+++ Extracted data

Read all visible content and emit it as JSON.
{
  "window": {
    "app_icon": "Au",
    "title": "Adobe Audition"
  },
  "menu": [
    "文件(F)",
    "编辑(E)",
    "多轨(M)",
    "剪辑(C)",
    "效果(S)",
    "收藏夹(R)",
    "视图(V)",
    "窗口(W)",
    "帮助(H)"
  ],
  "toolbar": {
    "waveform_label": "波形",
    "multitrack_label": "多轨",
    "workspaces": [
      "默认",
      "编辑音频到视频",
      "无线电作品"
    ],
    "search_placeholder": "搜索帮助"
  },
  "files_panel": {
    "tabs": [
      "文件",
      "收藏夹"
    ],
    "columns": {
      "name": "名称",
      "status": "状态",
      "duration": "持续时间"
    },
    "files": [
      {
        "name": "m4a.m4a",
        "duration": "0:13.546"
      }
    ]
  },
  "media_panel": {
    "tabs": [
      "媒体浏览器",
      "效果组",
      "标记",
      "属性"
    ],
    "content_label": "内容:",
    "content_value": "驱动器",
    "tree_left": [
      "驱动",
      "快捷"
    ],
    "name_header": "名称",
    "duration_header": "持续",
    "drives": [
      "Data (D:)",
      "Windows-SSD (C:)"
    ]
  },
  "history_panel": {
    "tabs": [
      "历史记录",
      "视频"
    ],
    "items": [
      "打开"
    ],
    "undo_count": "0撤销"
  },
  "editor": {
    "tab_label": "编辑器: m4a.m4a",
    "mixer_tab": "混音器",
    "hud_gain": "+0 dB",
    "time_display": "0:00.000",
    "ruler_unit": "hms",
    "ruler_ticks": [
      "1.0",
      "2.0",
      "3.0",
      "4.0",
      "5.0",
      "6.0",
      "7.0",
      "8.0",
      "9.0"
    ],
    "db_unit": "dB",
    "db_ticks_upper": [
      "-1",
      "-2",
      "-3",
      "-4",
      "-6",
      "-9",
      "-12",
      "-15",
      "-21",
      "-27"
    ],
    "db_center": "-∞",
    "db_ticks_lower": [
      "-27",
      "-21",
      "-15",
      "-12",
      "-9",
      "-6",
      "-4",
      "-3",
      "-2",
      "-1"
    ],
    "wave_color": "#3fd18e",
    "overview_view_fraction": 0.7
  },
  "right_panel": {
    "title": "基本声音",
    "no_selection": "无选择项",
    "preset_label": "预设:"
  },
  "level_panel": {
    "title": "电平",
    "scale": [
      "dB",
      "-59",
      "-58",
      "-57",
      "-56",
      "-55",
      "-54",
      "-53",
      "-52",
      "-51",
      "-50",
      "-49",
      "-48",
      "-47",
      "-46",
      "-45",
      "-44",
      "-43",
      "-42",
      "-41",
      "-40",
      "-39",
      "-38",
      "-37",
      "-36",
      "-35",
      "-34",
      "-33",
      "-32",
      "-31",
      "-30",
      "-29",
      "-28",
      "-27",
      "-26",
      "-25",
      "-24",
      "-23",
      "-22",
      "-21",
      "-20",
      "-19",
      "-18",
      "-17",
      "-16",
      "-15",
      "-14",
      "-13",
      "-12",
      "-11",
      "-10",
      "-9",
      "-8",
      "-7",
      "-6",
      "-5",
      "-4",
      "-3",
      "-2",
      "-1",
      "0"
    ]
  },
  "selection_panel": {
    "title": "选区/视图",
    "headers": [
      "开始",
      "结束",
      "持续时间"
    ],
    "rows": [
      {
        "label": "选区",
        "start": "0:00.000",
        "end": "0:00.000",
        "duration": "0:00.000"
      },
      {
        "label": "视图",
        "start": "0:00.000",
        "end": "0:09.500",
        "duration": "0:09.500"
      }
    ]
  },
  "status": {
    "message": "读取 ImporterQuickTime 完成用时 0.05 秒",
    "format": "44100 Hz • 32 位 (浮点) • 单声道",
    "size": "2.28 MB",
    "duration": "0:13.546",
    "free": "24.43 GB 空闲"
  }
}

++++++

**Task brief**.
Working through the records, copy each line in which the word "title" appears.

**Solution for this exercise**.
    "title": "Adobe Audition"
    "title": "基本声音",
    "title": "电平",
    "title": "选区/视图",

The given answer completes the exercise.